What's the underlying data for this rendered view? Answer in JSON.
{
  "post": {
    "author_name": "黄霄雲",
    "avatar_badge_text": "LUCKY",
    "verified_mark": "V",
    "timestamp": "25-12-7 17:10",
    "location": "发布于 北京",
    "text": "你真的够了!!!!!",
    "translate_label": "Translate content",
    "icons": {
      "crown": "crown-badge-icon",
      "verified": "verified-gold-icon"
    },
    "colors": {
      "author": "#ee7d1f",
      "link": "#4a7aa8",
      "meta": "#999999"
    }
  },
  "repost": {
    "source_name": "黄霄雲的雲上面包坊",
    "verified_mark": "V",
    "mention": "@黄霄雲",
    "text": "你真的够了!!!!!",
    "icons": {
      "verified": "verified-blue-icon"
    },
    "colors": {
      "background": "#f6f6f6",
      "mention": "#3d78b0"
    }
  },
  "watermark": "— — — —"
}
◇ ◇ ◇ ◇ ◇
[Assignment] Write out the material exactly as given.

[Exercise output]
What's the underlying data for this rendered view? Answer in JSON.
{
  "post": {
    "author_name": "黄霄雲",
    "avatar_badge_text": "LUCKY",
    "verified_mark": "V",
    "timestamp": "25-12-7 17:10",
    "location": "发布于 北京",
    "text": "你真的够了!!!!!",
    "translate_label": "Translate content",
    "icons": {
      "crown": "crown-badge-icon",
      "verified": "verified-gold-icon"
    },
    "colors": {
      "author": "#ee7d1f",
      "link": "#4a7aa8",
      "meta": "#999999"
    }
  },
  "repost": {
    "source_name": "黄霄雲的雲上面包坊",
    "verified_mark": "V",
    "mention": "@黄霄雲",
    "text": "你真的够了!!!!!",
    "icons": {
      "verified": "verified-blue-icon"
    },
    "colors": {
      "background": "#f6f6f6",
      "mention": "#3d78b0"
    }
  },
  "watermark": "— — — —"
}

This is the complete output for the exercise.